=== WORK REQUIRED ===
Return all the entries exactly, keeping pictures out.

=== DATA RECORDS ===
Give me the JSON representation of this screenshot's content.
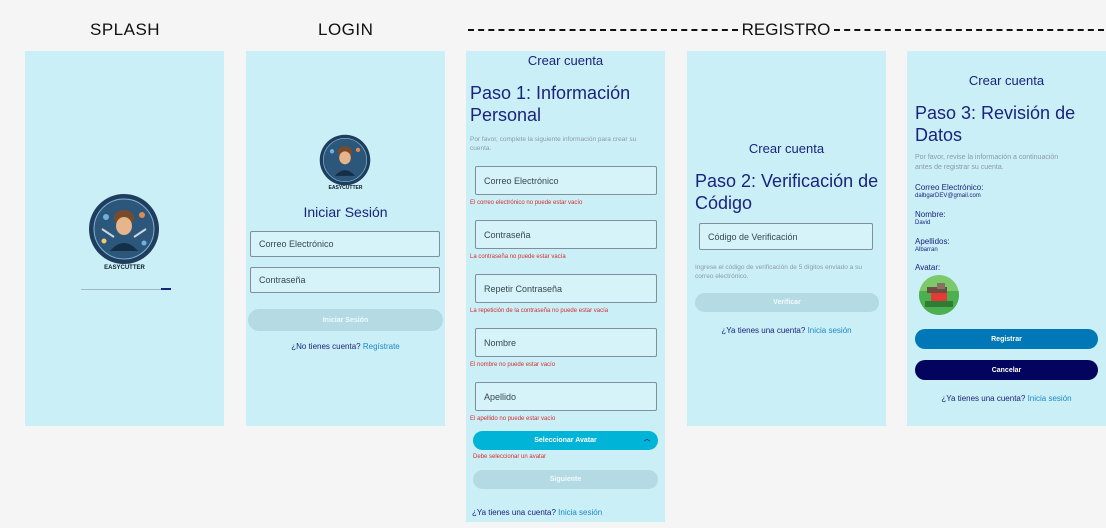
{
  "headers": {
    "splash": "SPLASH",
    "login": "LOGIN",
    "registro": "REGISTRO"
  },
  "brand": {
    "name": "EASYCUTTER"
  },
  "login": {
    "title": "Iniciar Sesión",
    "email_placeholder": "Correo Electrónico",
    "password_placeholder": "Contraseña",
    "submit_label": "Iniciar Sesión",
    "no_account": "¿No tienes cuenta?",
    "register_link": "Regístrate"
  },
  "step1": {
    "screen_title": "Crear cuenta",
    "step_title_line1": "Paso 1: Información",
    "step_title_line2": "Personal",
    "instructions_line1": "Por favor, complete la siguiente información para crear su",
    "instructions_line2": "cuenta.",
    "email_label": "Correo Electrónico",
    "email_error": "El correo electrónico no puede estar vacío",
    "password_label": "Contraseña",
    "password_error": "La contraseña no puede estar vacía",
    "repeat_label": "Repetir Contraseña",
    "repeat_error": "La repetición de la contraseña no puede estar vacía",
    "name_label": "Nombre",
    "name_error": "El nombre no puede estar vacío",
    "surname_label": "Apellido",
    "surname_error": "El apellido no puede estar vacío",
    "avatar_button": "Seleccionar Avatar",
    "avatar_error": "Debe seleccionar un avatar",
    "next_button": "Siguiente",
    "have_account": "¿Ya tienes una cuenta?",
    "login_link": "Inicia sesión"
  },
  "step2": {
    "screen_title": "Crear cuenta",
    "step_title_line1": "Paso 2: Verificación de",
    "step_title_line2": "Código",
    "code_label": "Código de Verificación",
    "instructions_line1": "Ingrese el código de verificación de 5 dígitos enviado a su",
    "instructions_line2": "correo electrónico.",
    "verify_button": "Verificar",
    "have_account": "¿Ya tienes una cuenta?",
    "login_link": "Inicia sesión"
  },
  "step3": {
    "screen_title": "Crear cuenta",
    "step_title_line1": "Paso 3: Revisión de",
    "step_title_line2": "Datos",
    "instructions_line1": "Por favor, revise la información a continuación",
    "instructions_line2": "antes de registrar su cuenta.",
    "email_label": "Correo Electrónico:",
    "email_value": "dalbgarDEV@gmail.com",
    "name_label": "Nombre:",
    "name_value": "David",
    "surname_label": "Apellidos:",
    "surname_value": "Albarran",
    "avatar_label": "Avatar:",
    "register_button": "Registrar",
    "cancel_button": "Cancelar",
    "have_account": "¿Ya tienes una cuenta?",
    "login_link": "Inicia sesión"
  },
  "colors": {
    "screen_bg": "#cbeff7",
    "title": "#1a237e",
    "accent_cyan": "#00b4d8",
    "register_blue": "#0077b6",
    "cancel_navy": "#03045e",
    "disabled": "#b4dbe3",
    "error": "#d32f2f",
    "link": "#1e88c8"
  }
}
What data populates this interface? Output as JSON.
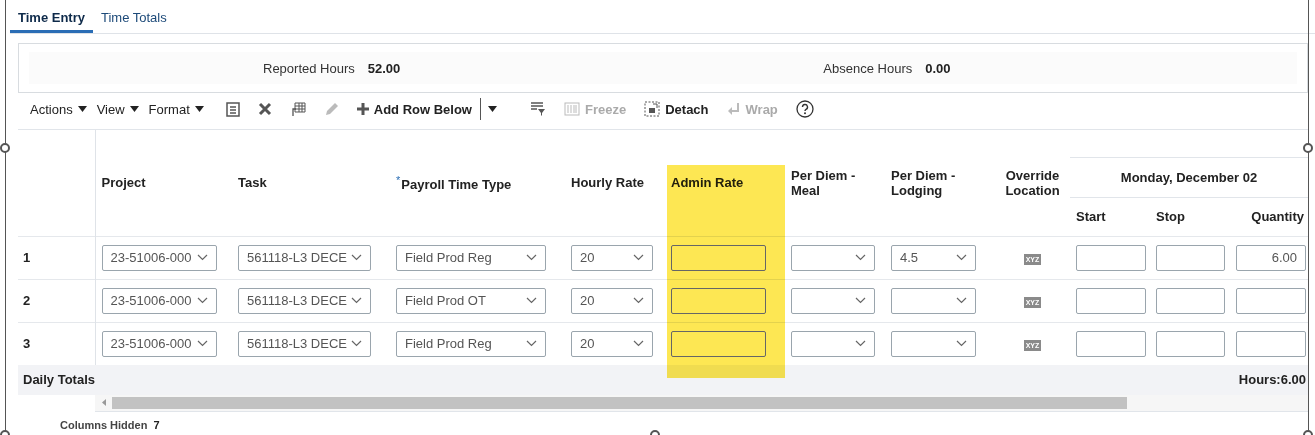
{
  "tabs": [
    {
      "label": "Time Entry",
      "selected": true
    },
    {
      "label": "Time Totals",
      "selected": false
    }
  ],
  "summary": [
    {
      "label": "Reported Hours",
      "value": "52.00"
    },
    {
      "label": "Absence Hours",
      "value": "0.00"
    }
  ],
  "toolbar": [
    {
      "kind": "menu",
      "label": "Actions"
    },
    {
      "kind": "menu",
      "label": "View"
    },
    {
      "kind": "menu",
      "label": "Format"
    },
    {
      "kind": "list",
      "disabled": false
    },
    {
      "kind": "delete",
      "disabled": false
    },
    {
      "kind": "grid",
      "disabled": false
    },
    {
      "kind": "edit",
      "disabled": true
    },
    {
      "kind": "add",
      "label": "Add Row Below",
      "disabled": false
    },
    {
      "kind": "split",
      "disabled": false
    },
    {
      "kind": "filter",
      "disabled": false
    },
    {
      "kind": "freeze",
      "label": "Freeze",
      "disabled": true
    },
    {
      "kind": "detach",
      "label": "Detach",
      "disabled": false
    },
    {
      "kind": "wrap",
      "label": "Wrap",
      "disabled": true
    },
    {
      "kind": "help",
      "disabled": false
    }
  ],
  "table": {
    "columns": [
      {
        "label": "Project",
        "kind": "select"
      },
      {
        "label": "Task",
        "kind": "select"
      },
      {
        "label": "$^{*}$Payroll Time Type",
        "kind": "select"
      },
      {
        "label": "Hourly Rate",
        "kind": "select"
      },
      {
        "label": "Admin Rate",
        "kind": "text",
        "highlighted": true
      },
      {
        "label": "Per Diem - Meal",
        "kind": "select"
      },
      {
        "label": "Per Diem - Lodging",
        "kind": "select"
      },
      {
        "label": "Override Location",
        "kind": "badge"
      }
    ],
    "day": {
      "label": "Monday, December 02",
      "columns": [
        {
          "label": "Start",
          "kind": "text"
        },
        {
          "label": "Stop",
          "kind": "text"
        },
        {
          "label": "Quantity",
          "kind": "number"
        }
      ]
    },
    "rows": [
      {
        "number": "1",
        "cells": [
          {
            "value": "23-51006-000"
          },
          {
            "value": "561118-L3 DECE"
          },
          {
            "value": "Field Prod Reg"
          },
          {
            "value": "20"
          },
          {},
          {},
          {
            "value": "4.5"
          },
          {
            "value": "XYZ"
          },
          {},
          {},
          {
            "value": "6.00"
          }
        ]
      },
      {
        "number": "2",
        "cells": [
          {
            "value": "23-51006-000"
          },
          {
            "value": "561118-L3 DECE"
          },
          {
            "value": "Field Prod OT"
          },
          {
            "value": "20"
          },
          {},
          {},
          {},
          {
            "value": "XYZ"
          },
          {},
          {},
          {}
        ]
      },
      {
        "number": "3",
        "cells": [
          {
            "value": "23-51006-000"
          },
          {
            "value": "561118-L3 DECE"
          },
          {
            "value": "Field Prod Reg"
          },
          {
            "value": "20"
          },
          {},
          {},
          {},
          {
            "value": "XYZ"
          },
          {},
          {},
          {}
        ]
      }
    ],
    "totals": {
      "label": "Daily Totals",
      "hours": "Hours:6.00"
    }
  },
  "footer": {
    "label": "Columns Hidden",
    "value": "7"
  }
}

=== TASK SOLUTION ===
Give me the JSON representation of this screenshot's content.
{
  "headers": {
    "splash": "SPLASH",
    "login": "LOGIN",
    "registro": "REGISTRO"
  },
  "brand": {
    "name": "EASYCUTTER"
  },
  "login": {
    "title": "Iniciar Sesión",
    "email_placeholder": "Correo Electrónico",
    "password_placeholder": "Contraseña",
    "submit_label": "Iniciar Sesión",
    "no_account": "¿No tienes cuenta?",
    "register_link": "Regístrate"
  },
  "step1": {
    "screen_title": "Crear cuenta",
    "step_title_line1": "Paso 1: Información",
    "step_title_line2": "Personal",
    "instructions_line1": "Por favor, complete la siguiente información para crear su",
    "instructions_line2": "cuenta.",
    "email_label": "Correo Electrónico",
    "email_error": "El correo electrónico no puede estar vacío",
    "password_label": "Contraseña",
    "password_error": "La contraseña no puede estar vacía",
    "repeat_label": "Repetir Contraseña",
    "repeat_error": "La repetición de la contraseña no puede estar vacía",
    "name_label": "Nombre",
    "name_error": "El nombre no puede estar vacío",
    "surname_label": "Apellido",
    "surname_error": "El apellido no puede estar vacío",
    "avatar_button": "Seleccionar Avatar",
    "avatar_error": "Debe seleccionar un avatar",
    "next_button": "Siguiente",
    "have_account": "¿Ya tienes una cuenta?",
    "login_link": "Inicia sesión"
  },
  "step2": {
    "screen_title": "Crear cuenta",
    "step_title_line1": "Paso 2: Verificación de",
    "step_title_line2": "Código",
    "code_label": "Código de Verificación",
    "instructions_line1": "Ingrese el código de verificación de 5 dígitos enviado a su",
    "instructions_line2": "correo electrónico.",
    "verify_button": "Verificar",
    "have_account": "¿Ya tienes una cuenta?",
    "login_link": "Inicia sesión"
  },
  "step3": {
    "screen_title": "Crear cuenta",
    "step_title_line1": "Paso 3: Revisión de",
    "step_title_line2": "Datos",
    "instructions_line1": "Por favor, revise la información a continuación",
    "instructions_line2": "antes de registrar su cuenta.",
    "email_label": "Correo Electrónico:",
    "email_value": "dalbgarDEV@gmail.com",
    "name_label": "Nombre:",
    "name_value": "David",
    "surname_label": "Apellidos:",
    "surname_value": "Albarran",
    "avatar_label": "Avatar:",
    "register_button": "Registrar",
    "cancel_button": "Cancelar",
    "have_account": "¿Ya tienes una cuenta?",
    "login_link": "Inicia sesión"
  },
  "colors": {
    "screen_bg": "#cbeff7",
    "title": "#1a237e",
    "accent_cyan": "#00b4d8",
    "register_blue": "#0077b6",
    "cancel_navy": "#03045e",
    "disabled": "#b4dbe3",
    "error": "#d32f2f",
    "link": "#1e88c8"
  }
}
What data populates this interface? Output as JSON.
{
  "tabs": [
    {
      "label": "Time Entry",
      "selected": true
    },
    {
      "label": "Time Totals",
      "selected": false
    }
  ],
  "summary": [
    {
      "label": "Reported Hours",
      "value": "52.00"
    },
    {
      "label": "Absence Hours",
      "value": "0.00"
    }
  ],
  "toolbar": [
    {
      "kind": "menu",
      "label": "Actions"
    },
    {
      "kind": "menu",
      "label": "View"
    },
    {
      "kind": "menu",
      "label": "Format"
    },
    {
      "kind": "list",
      "disabled": false
    },
    {
      "kind": "delete",
      "disabled": false
    },
    {
      "kind": "grid",
      "disabled": false
    },
    {
      "kind": "edit",
      "disabled": true
    },
    {
      "kind": "add",
      "label": "Add Row Below",
      "disabled": false
    },
    {
      "kind": "split",
      "disabled": false
    },
    {
      "kind": "filter",
      "disabled": false
    },
    {
      "kind": "freeze",
      "label": "Freeze",
      "disabled": true
    },
    {
      "kind": "detach",
      "label": "Detach",
      "disabled": false
    },
    {
      "kind": "wrap",
      "label": "Wrap",
      "disabled": true
    },
    {
      "kind": "help",
      "disabled": false
    }
  ],
  "table": {
    "columns": [
      {
        "label": "Project",
        "kind": "select"
      },
      {
        "label": "Task",
        "kind": "select"
      },
      {
        "label": "$^{*}$Payroll Time Type",
        "kind": "select"
      },
      {
        "label": "Hourly Rate",
        "kind": "select"
      },
      {
        "label": "Admin Rate",
        "kind": "text",
        "highlighted": true
      },
      {
        "label": "Per Diem - Meal",
        "kind": "select"
      },
      {
        "label": "Per Diem - Lodging",
        "kind": "select"
      },
      {
        "label": "Override Location",
        "kind": "badge"
      }
    ],
    "day": {
      "label": "Monday, December 02",
      "columns": [
        {
          "label": "Start",
          "kind": "text"
        },
        {
          "label": "Stop",
          "kind": "text"
        },
        {
          "label": "Quantity",
          "kind": "number"
        }
      ]
    },
    "rows": [
      {
        "number": "1",
        "cells": [
          {
            "value": "23-51006-000"
          },
          {
            "value": "561118-L3 DECE"
          },
          {
            "value": "Field Prod Reg"
          },
          {
            "value": "20"
          },
          {},
          {},
          {
            "value": "4.5"
          },
          {
            "value": "XYZ"
          },
          {},
          {},
          {
            "value": "6.00"
          }
        ]
      },
      {
        "number": "2",
        "cells": [
          {
            "value": "23-51006-000"
          },
          {
            "value": "561118-L3 DECE"
          },
          {
            "value": "Field Prod OT"
          },
          {
            "value": "20"
          },
          {},
          {},
          {},
          {
            "value": "XYZ"
          },
          {},
          {},
          {}
        ]
      },
      {
        "number": "3",
        "cells": [
          {
            "value": "23-51006-000"
          },
          {
            "value": "561118-L3 DECE"
          },
          {
            "value": "Field Prod Reg"
          },
          {
            "value": "20"
          },
          {},
          {},
          {},
          {
            "value": "XYZ"
          },
          {},
          {},
          {}
        ]
      }
    ],
    "totals": {
      "label": "Daily Totals",
      "hours": "Hours:6.00"
    }
  },
  "footer": {
    "label": "Columns Hidden",
    "value": "7"
  }
}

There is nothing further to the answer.